→ Description of the task:
Repeat each entry below exactly.
+--
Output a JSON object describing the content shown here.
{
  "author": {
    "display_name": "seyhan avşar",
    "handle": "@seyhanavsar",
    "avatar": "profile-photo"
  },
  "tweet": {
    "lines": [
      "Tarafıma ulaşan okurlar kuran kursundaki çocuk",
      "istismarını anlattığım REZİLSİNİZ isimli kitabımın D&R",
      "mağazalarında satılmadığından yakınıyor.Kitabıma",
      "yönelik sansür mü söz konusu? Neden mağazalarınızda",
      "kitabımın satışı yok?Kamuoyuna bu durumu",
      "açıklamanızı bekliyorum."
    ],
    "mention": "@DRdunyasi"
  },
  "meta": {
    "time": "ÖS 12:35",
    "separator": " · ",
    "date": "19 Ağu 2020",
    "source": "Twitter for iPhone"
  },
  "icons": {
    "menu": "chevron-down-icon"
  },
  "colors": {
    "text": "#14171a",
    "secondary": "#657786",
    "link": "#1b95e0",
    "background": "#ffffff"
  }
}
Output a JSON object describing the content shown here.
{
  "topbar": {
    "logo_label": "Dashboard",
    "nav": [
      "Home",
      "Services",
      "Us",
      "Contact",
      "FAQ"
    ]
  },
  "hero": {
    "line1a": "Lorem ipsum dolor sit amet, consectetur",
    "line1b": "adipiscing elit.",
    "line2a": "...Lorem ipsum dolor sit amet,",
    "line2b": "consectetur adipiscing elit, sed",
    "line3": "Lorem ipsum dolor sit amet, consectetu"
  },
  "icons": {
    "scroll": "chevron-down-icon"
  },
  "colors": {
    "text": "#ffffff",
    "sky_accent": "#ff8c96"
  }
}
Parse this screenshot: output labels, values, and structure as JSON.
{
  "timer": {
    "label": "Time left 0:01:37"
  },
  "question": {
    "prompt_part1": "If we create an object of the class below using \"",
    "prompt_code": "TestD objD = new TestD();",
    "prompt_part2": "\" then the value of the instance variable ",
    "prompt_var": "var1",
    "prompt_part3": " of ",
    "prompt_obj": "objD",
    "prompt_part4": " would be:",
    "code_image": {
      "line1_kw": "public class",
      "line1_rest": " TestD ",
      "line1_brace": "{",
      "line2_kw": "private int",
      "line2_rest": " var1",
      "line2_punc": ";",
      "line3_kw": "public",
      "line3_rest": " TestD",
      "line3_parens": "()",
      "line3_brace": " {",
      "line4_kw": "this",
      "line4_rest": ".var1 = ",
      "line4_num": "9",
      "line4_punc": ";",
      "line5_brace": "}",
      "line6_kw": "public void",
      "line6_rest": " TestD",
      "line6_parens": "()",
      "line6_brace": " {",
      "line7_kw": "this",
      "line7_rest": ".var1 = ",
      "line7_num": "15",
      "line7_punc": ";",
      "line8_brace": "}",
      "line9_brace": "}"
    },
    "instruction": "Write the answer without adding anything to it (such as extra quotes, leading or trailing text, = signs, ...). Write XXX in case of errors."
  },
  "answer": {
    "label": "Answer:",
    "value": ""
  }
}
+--
→ Answer to this task:
Output a JSON object describing the content shown here.
{
  "author": {
    "display_name": "seyhan avşar",
    "handle": "@seyhanavsar",
    "avatar": "profile-photo"
  },
  "tweet": {
    "lines": [
      "Tarafıma ulaşan okurlar kuran kursundaki çocuk",
      "istismarını anlattığım REZİLSİNİZ isimli kitabımın D&R",
      "mağazalarında satılmadığından yakınıyor.Kitabıma",
      "yönelik sansür mü söz konusu? Neden mağazalarınızda",
      "kitabımın satışı yok?Kamuoyuna bu durumu",
      "açıklamanızı bekliyorum."
    ],
    "mention": "@DRdunyasi"
  },
  "meta": {
    "time": "ÖS 12:35",
    "separator": " · ",
    "date": "19 Ağu 2020",
    "source": "Twitter for iPhone"
  },
  "icons": {
    "menu": "chevron-down-icon"
  },
  "colors": {
    "text": "#14171a",
    "secondary": "#657786",
    "link": "#1b95e0",
    "background": "#ffffff"
  }
}
Output a JSON object describing the content shown here.
{
  "topbar": {
    "logo_label": "Dashboard",
    "nav": [
      "Home",
      "Services",
      "Us",
      "Contact",
      "FAQ"
    ]
  },
  "hero": {
    "line1a": "Lorem ipsum dolor sit amet, consectetur",
    "line1b": "adipiscing elit.",
    "line2a": "...Lorem ipsum dolor sit amet,",
    "line2b": "consectetur adipiscing elit, sed",
    "line3": "Lorem ipsum dolor sit amet, consectetu"
  },
  "icons": {
    "scroll": "chevron-down-icon"
  },
  "colors": {
    "text": "#ffffff",
    "sky_accent": "#ff8c96"
  }
}
Parse this screenshot: output labels, values, and structure as JSON.
{
  "timer": {
    "label": "Time left 0:01:37"
  },
  "question": {
    "prompt_part1": "If we create an object of the class below using \"",
    "prompt_code": "TestD objD = new TestD();",
    "prompt_part2": "\" then the value of the instance variable ",
    "prompt_var": "var1",
    "prompt_part3": " of ",
    "prompt_obj": "objD",
    "prompt_part4": " would be:",
    "code_image": {
      "line1_kw": "public class",
      "line1_rest": " TestD ",
      "line1_brace": "{",
      "line2_kw": "private int",
      "line2_rest": " var1",
      "line2_punc": ";",
      "line3_kw": "public",
      "line3_rest": " TestD",
      "line3_parens": "()",
      "line3_brace": " {",
      "line4_kw": "this",
      "line4_rest": ".var1 = ",
      "line4_num": "9",
      "line4_punc": ";",
      "line5_brace": "}",
      "line6_kw": "public void",
      "line6_rest": " TestD",
      "line6_parens": "()",
      "line6_brace": " {",
      "line7_kw": "this",
      "line7_rest": ".var1 = ",
      "line7_num": "15",
      "line7_punc": ";",
      "line8_brace": "}",
      "line9_brace": "}"
    },
    "instruction": "Write the answer without adding anything to it (such as extra quotes, leading or trailing text, = signs, ...). Write XXX in case of errors."
  },
  "answer": {
    "label": "Answer:",
    "value": ""
  }
}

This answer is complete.